## Work to be completed
One number is the whole answer: how many lines of the material hold "Open".

## Data for this exercise

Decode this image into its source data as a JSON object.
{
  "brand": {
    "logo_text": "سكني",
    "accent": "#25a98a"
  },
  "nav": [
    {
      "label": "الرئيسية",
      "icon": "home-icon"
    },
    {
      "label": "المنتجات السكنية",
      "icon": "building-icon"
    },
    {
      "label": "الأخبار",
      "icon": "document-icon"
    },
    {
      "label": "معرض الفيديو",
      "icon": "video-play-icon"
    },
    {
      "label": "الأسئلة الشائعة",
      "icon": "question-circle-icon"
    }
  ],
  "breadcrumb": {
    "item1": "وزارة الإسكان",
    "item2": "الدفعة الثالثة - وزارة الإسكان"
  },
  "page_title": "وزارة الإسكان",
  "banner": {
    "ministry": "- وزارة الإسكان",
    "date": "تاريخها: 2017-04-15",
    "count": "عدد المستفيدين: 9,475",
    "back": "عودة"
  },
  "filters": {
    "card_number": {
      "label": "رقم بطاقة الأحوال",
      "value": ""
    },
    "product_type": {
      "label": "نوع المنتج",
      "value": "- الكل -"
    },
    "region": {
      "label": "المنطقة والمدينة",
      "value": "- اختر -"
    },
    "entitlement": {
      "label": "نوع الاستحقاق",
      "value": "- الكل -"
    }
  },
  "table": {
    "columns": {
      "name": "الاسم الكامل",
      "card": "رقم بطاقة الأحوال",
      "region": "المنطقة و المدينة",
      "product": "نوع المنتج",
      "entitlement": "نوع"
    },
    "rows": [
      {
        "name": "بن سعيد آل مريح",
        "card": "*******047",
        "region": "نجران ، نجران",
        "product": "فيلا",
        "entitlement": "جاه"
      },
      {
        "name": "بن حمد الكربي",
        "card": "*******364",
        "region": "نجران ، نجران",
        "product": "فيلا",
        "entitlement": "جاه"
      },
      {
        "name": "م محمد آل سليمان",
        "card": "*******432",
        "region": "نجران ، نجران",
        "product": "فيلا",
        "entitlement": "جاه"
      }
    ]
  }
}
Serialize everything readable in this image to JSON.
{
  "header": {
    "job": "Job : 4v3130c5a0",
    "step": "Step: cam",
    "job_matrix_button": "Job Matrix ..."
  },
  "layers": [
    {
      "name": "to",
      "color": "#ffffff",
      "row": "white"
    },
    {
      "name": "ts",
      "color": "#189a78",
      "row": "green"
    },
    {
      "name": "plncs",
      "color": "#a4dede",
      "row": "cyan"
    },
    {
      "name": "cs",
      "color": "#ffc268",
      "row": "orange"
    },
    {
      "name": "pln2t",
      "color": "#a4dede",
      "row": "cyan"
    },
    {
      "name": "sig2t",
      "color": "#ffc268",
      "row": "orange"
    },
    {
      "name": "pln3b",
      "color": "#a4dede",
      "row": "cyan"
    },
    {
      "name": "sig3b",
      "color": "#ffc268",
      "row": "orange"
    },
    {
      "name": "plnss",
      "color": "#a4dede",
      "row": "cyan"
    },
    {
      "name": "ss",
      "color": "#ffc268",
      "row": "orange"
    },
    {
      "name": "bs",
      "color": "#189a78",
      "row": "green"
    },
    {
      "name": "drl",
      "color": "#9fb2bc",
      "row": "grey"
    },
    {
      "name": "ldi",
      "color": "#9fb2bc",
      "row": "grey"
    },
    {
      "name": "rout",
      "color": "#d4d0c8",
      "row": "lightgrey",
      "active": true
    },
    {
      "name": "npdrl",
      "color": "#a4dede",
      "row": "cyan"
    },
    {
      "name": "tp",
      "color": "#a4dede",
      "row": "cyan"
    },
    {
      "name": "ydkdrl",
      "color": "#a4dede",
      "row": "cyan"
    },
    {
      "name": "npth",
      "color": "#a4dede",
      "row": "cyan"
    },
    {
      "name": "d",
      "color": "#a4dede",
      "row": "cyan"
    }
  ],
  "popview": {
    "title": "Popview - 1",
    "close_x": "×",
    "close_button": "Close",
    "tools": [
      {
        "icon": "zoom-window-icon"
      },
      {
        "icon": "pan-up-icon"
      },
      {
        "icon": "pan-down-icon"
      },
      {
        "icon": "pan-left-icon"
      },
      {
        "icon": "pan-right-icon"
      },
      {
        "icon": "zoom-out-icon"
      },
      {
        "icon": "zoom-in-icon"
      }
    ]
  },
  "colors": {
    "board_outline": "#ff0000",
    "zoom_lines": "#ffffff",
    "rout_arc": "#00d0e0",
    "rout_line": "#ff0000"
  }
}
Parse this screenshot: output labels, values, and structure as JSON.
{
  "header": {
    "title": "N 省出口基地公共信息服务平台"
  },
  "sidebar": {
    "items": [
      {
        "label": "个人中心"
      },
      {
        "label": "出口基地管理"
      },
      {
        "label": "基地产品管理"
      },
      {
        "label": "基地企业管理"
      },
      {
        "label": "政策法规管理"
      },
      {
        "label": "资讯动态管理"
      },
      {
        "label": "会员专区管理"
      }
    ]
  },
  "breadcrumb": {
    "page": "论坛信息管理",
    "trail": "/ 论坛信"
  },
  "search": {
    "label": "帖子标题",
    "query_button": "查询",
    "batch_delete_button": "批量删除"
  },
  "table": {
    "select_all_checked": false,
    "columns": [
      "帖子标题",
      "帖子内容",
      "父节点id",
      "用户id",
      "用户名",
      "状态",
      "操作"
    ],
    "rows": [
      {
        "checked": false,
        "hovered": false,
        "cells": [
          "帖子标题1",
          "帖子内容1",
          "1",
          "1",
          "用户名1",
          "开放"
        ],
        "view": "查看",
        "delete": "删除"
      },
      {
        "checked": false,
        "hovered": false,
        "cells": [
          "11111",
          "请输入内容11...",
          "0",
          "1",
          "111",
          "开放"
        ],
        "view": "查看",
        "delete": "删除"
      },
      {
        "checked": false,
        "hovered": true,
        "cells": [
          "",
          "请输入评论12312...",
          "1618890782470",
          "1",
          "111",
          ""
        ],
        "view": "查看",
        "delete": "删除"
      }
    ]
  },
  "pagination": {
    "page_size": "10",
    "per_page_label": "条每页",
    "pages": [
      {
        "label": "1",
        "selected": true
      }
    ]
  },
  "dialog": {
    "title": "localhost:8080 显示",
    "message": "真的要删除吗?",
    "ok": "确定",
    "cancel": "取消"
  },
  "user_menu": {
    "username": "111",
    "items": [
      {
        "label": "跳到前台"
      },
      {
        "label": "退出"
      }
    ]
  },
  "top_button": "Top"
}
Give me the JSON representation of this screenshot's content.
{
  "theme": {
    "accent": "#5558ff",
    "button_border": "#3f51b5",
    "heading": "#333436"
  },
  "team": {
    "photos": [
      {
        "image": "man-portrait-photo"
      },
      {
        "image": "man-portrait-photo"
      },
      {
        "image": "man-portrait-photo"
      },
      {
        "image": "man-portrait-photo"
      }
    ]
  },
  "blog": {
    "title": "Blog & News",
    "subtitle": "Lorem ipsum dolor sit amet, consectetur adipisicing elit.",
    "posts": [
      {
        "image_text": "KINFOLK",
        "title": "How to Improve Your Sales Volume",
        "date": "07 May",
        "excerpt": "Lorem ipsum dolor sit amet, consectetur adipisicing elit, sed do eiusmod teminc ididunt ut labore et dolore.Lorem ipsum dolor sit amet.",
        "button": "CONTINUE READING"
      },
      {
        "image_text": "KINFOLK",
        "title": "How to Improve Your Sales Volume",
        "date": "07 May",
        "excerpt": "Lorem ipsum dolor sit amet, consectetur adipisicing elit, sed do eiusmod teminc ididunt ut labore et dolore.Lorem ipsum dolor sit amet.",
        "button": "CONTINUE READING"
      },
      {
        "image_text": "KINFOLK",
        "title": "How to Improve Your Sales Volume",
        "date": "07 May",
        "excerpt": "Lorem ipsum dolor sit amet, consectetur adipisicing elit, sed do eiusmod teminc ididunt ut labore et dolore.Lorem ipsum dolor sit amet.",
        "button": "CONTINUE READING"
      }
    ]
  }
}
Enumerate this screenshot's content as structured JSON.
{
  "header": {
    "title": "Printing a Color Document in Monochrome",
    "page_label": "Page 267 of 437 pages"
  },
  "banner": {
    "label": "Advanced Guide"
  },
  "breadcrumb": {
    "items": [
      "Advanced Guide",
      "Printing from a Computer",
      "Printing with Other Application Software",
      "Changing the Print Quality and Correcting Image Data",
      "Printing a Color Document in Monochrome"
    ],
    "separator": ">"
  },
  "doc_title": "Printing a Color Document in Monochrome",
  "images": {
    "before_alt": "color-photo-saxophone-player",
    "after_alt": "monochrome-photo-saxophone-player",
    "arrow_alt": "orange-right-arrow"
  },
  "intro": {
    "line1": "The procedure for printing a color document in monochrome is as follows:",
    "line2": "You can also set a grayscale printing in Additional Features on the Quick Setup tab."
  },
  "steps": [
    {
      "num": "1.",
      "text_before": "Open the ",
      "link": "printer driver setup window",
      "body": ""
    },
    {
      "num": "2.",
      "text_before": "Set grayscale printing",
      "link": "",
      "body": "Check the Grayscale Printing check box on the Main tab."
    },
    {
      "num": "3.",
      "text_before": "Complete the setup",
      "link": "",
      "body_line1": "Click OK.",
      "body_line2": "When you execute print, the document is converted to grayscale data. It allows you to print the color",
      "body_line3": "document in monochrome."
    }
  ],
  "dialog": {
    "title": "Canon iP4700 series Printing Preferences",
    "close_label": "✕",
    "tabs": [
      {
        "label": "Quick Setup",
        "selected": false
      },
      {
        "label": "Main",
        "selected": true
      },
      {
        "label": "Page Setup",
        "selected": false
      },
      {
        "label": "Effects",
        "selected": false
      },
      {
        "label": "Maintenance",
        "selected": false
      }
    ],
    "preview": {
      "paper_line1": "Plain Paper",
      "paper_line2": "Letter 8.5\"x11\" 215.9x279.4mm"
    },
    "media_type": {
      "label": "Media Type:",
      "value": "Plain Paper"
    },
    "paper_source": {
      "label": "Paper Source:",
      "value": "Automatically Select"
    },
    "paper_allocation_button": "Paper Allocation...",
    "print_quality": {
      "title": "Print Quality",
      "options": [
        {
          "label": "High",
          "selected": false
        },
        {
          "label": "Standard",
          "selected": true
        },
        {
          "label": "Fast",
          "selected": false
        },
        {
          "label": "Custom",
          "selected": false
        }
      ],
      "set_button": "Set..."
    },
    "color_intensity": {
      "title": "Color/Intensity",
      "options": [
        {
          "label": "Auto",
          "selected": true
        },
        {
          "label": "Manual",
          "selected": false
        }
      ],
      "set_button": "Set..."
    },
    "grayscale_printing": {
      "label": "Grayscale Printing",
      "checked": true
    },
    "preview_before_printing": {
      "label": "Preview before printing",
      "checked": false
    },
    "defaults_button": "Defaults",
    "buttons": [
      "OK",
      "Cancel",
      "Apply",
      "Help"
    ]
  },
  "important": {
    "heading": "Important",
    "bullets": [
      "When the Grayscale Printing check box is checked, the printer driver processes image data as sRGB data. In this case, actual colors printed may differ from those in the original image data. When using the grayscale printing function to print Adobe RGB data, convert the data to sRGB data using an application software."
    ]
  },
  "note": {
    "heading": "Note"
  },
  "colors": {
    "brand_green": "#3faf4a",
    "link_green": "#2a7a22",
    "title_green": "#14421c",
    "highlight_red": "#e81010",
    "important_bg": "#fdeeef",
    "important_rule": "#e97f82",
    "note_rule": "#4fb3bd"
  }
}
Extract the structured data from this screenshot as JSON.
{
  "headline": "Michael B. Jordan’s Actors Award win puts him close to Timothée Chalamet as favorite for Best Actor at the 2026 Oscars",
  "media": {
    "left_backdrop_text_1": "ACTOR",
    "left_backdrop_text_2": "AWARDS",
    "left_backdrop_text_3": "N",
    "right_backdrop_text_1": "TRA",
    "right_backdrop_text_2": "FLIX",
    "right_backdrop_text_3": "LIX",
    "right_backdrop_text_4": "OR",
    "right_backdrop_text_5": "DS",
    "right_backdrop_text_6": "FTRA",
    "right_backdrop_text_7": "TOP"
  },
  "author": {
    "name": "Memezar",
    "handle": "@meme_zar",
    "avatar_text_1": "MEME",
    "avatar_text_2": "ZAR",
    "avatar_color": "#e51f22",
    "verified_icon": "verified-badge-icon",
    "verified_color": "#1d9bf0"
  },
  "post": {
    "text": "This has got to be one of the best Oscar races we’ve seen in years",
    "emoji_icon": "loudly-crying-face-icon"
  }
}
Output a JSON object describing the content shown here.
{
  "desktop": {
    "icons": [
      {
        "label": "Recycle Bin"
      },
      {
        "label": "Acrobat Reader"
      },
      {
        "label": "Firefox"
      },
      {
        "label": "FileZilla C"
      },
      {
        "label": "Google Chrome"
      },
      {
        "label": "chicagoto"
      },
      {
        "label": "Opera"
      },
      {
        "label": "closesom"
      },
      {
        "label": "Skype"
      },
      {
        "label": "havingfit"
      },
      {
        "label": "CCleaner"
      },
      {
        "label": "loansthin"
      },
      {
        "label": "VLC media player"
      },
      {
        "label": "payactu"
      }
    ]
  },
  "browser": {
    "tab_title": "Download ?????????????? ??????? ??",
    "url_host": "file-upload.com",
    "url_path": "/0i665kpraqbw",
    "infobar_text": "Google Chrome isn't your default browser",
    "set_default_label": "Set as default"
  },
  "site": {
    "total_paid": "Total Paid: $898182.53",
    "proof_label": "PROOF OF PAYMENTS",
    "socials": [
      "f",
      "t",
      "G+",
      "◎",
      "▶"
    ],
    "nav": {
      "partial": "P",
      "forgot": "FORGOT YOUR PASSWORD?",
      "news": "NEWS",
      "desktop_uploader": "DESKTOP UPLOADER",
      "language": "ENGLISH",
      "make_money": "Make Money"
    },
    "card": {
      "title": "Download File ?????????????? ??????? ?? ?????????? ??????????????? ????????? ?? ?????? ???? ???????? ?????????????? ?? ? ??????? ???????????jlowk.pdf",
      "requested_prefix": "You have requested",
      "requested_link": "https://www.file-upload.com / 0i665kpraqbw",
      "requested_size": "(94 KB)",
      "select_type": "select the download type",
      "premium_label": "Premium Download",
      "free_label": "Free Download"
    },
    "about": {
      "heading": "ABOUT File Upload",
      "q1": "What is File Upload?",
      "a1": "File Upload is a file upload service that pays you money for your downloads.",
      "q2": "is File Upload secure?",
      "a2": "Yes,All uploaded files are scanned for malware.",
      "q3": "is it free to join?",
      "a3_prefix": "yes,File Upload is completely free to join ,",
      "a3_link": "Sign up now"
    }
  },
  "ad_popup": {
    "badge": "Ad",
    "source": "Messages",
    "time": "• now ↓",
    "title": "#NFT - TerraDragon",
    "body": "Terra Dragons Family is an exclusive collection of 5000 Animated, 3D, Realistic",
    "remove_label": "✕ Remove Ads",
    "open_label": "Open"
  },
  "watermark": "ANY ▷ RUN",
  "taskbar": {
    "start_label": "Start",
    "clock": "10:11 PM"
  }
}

## Task solution
2